**Problem statement**
All of the data must be retyped exactly, with nothing left out.

**Input data**

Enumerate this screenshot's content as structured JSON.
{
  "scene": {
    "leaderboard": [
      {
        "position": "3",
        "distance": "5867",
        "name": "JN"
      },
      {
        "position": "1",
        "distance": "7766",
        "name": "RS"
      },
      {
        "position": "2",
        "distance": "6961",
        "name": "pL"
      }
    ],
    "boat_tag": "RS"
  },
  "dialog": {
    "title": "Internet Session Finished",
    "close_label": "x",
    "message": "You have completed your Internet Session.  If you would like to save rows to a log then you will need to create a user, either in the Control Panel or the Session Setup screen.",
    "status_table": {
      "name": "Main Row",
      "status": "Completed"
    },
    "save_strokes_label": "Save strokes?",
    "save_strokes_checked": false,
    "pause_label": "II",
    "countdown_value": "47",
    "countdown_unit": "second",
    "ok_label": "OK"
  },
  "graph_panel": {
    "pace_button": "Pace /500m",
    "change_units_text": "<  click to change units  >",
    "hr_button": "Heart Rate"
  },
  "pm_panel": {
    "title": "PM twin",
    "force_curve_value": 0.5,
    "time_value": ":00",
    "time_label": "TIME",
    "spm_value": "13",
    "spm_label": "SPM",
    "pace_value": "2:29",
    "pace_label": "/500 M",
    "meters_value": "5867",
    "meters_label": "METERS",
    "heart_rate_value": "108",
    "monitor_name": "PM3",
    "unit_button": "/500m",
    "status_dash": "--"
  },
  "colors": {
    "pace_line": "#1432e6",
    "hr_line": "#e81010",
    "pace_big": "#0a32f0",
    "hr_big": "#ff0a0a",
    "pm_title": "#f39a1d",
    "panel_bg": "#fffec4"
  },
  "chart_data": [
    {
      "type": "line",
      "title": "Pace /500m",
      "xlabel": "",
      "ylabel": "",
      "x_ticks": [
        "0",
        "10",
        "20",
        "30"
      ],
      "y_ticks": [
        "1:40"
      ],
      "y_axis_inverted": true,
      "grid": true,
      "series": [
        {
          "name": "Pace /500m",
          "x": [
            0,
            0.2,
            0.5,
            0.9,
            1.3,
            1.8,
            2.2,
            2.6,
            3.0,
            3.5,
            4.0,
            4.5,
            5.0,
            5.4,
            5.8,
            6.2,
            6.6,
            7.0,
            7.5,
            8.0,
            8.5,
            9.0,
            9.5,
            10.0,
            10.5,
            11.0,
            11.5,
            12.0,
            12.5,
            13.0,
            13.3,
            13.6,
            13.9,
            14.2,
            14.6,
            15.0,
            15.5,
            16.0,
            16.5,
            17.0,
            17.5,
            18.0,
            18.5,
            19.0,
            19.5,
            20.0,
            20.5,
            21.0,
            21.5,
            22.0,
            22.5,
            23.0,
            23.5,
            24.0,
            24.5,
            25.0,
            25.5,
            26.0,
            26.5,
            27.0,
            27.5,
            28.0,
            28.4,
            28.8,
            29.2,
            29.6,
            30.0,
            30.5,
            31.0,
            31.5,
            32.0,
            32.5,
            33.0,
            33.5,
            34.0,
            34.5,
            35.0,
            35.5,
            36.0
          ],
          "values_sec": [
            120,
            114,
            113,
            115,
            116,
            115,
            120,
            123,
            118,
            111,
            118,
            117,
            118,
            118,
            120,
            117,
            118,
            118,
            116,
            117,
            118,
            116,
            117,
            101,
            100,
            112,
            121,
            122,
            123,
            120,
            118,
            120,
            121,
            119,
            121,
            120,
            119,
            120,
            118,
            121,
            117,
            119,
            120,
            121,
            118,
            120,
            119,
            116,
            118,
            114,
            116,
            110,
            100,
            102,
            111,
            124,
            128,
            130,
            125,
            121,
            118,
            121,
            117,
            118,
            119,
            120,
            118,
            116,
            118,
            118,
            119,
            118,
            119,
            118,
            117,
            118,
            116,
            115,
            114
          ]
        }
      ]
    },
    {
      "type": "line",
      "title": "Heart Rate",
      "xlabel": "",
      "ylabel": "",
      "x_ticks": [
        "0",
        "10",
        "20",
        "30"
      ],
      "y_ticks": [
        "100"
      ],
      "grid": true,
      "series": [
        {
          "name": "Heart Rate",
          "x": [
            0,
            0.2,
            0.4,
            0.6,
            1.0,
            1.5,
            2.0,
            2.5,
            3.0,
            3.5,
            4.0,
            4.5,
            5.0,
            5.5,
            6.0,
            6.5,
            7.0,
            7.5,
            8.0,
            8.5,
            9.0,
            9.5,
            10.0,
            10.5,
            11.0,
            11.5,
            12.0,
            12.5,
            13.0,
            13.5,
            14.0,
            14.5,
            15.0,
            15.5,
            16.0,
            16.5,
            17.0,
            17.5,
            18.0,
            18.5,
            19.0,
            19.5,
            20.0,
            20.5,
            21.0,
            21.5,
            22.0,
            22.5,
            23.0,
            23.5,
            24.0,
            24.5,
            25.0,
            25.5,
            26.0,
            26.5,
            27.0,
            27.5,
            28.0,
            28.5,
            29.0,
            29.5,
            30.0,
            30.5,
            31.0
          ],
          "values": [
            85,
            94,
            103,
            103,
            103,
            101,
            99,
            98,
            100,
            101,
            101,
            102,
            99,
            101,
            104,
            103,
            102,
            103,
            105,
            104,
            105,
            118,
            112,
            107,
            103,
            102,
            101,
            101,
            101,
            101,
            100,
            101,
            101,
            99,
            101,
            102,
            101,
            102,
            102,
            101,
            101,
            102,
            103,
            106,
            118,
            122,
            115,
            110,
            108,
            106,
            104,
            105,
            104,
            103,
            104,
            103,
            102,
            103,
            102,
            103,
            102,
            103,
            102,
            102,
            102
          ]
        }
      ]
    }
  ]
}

**Written solution**
Enumerate this screenshot's content as structured JSON.
{
  "scene": {
    "leaderboard": [
      {
        "position": "3",
        "distance": "5867",
        "name": "JN"
      },
      {
        "position": "1",
        "distance": "7766",
        "name": "RS"
      },
      {
        "position": "2",
        "distance": "6961",
        "name": "pL"
      }
    ],
    "boat_tag": "RS"
  },
  "dialog": {
    "title": "Internet Session Finished",
    "close_label": "x",
    "message": "You have completed your Internet Session.  If you would like to save rows to a log then you will need to create a user, either in the Control Panel or the Session Setup screen.",
    "status_table": {
      "name": "Main Row",
      "status": "Completed"
    },
    "save_strokes_label": "Save strokes?",
    "save_strokes_checked": false,
    "pause_label": "II",
    "countdown_value": "47",
    "countdown_unit": "second",
    "ok_label": "OK"
  },
  "graph_panel": {
    "pace_button": "Pace /500m",
    "change_units_text": "<  click to change units  >",
    "hr_button": "Heart Rate"
  },
  "pm_panel": {
    "title": "PM twin",
    "force_curve_value": 0.5,
    "time_value": ":00",
    "time_label": "TIME",
    "spm_value": "13",
    "spm_label": "SPM",
    "pace_value": "2:29",
    "pace_label": "/500 M",
    "meters_value": "5867",
    "meters_label": "METERS",
    "heart_rate_value": "108",
    "monitor_name": "PM3",
    "unit_button": "/500m",
    "status_dash": "--"
  },
  "colors": {
    "pace_line": "#1432e6",
    "hr_line": "#e81010",
    "pace_big": "#0a32f0",
    "hr_big": "#ff0a0a",
    "pm_title": "#f39a1d",
    "panel_bg": "#fffec4"
  },
  "chart_data": [
    {
      "type": "line",
      "title": "Pace /500m",
      "xlabel": "",
      "ylabel": "",
      "x_ticks": [
        "0",
        "10",
        "20",
        "30"
      ],
      "y_ticks": [
        "1:40"
      ],
      "y_axis_inverted": true,
      "grid": true,
      "series": [
        {
          "name": "Pace /500m",
          "x": [
            0,
            0.2,
            0.5,
            0.9,
            1.3,
            1.8,
            2.2,
            2.6,
            3.0,
            3.5,
            4.0,
            4.5,
            5.0,
            5.4,
            5.8,
            6.2,
            6.6,
            7.0,
            7.5,
            8.0,
            8.5,
            9.0,
            9.5,
            10.0,
            10.5,
            11.0,
            11.5,
            12.0,
            12.5,
            13.0,
            13.3,
            13.6,
            13.9,
            14.2,
            14.6,
            15.0,
            15.5,
            16.0,
            16.5,
            17.0,
            17.5,
            18.0,
            18.5,
            19.0,
            19.5,
            20.0,
            20.5,
            21.0,
            21.5,
            22.0,
            22.5,
            23.0,
            23.5,
            24.0,
            24.5,
            25.0,
            25.5,
            26.0,
            26.5,
            27.0,
            27.5,
            28.0,
            28.4,
            28.8,
            29.2,
            29.6,
            30.0,
            30.5,
            31.0,
            31.5,
            32.0,
            32.5,
            33.0,
            33.5,
            34.0,
            34.5,
            35.0,
            35.5,
            36.0
          ],
          "values_sec": [
            120,
            114,
            113,
            115,
            116,
            115,
            120,
            123,
            118,
            111,
            118,
            117,
            118,
            118,
            120,
            117,
            118,
            118,
            116,
            117,
            118,
            116,
            117,
            101,
            100,
            112,
            121,
            122,
            123,
            120,
            118,
            120,
            121,
            119,
            121,
            120,
            119,
            120,
            118,
            121,
            117,
            119,
            120,
            121,
            118,
            120,
            119,
            116,
            118,
            114,
            116,
            110,
            100,
            102,
            111,
            124,
            128,
            130,
            125,
            121,
            118,
            121,
            117,
            118,
            119,
            120,
            118,
            116,
            118,
            118,
            119,
            118,
            119,
            118,
            117,
            118,
            116,
            115,
            114
          ]
        }
      ]
    },
    {
      "type": "line",
      "title": "Heart Rate",
      "xlabel": "",
      "ylabel": "",
      "x_ticks": [
        "0",
        "10",
        "20",
        "30"
      ],
      "y_ticks": [
        "100"
      ],
      "grid": true,
      "series": [
        {
          "name": "Heart Rate",
          "x": [
            0,
            0.2,
            0.4,
            0.6,
            1.0,
            1.5,
            2.0,
            2.5,
            3.0,
            3.5,
            4.0,
            4.5,
            5.0,
            5.5,
            6.0,
            6.5,
            7.0,
            7.5,
            8.0,
            8.5,
            9.0,
            9.5,
            10.0,
            10.5,
            11.0,
            11.5,
            12.0,
            12.5,
            13.0,
            13.5,
            14.0,
            14.5,
            15.0,
            15.5,
            16.0,
            16.5,
            17.0,
            17.5,
            18.0,
            18.5,
            19.0,
            19.5,
            20.0,
            20.5,
            21.0,
            21.5,
            22.0,
            22.5,
            23.0,
            23.5,
            24.0,
            24.5,
            25.0,
            25.5,
            26.0,
            26.5,
            27.0,
            27.5,
            28.0,
            28.5,
            29.0,
            29.5,
            30.0,
            30.5,
            31.0
          ],
          "values": [
            85,
            94,
            103,
            103,
            103,
            101,
            99,
            98,
            100,
            101,
            101,
            102,
            99,
            101,
            104,
            103,
            102,
            103,
            105,
            104,
            105,
            118,
            112,
            107,
            103,
            102,
            101,
            101,
            101,
            101,
            100,
            101,
            101,
            99,
            101,
            102,
            101,
            102,
            102,
            101,
            101,
            102,
            103,
            106,
            118,
            122,
            115,
            110,
            108,
            106,
            104,
            105,
            104,
            103,
            104,
            103,
            102,
            103,
            102,
            103,
            102,
            103,
            102,
            102,
            102
          ]
        }
      ]
    }
  ]
}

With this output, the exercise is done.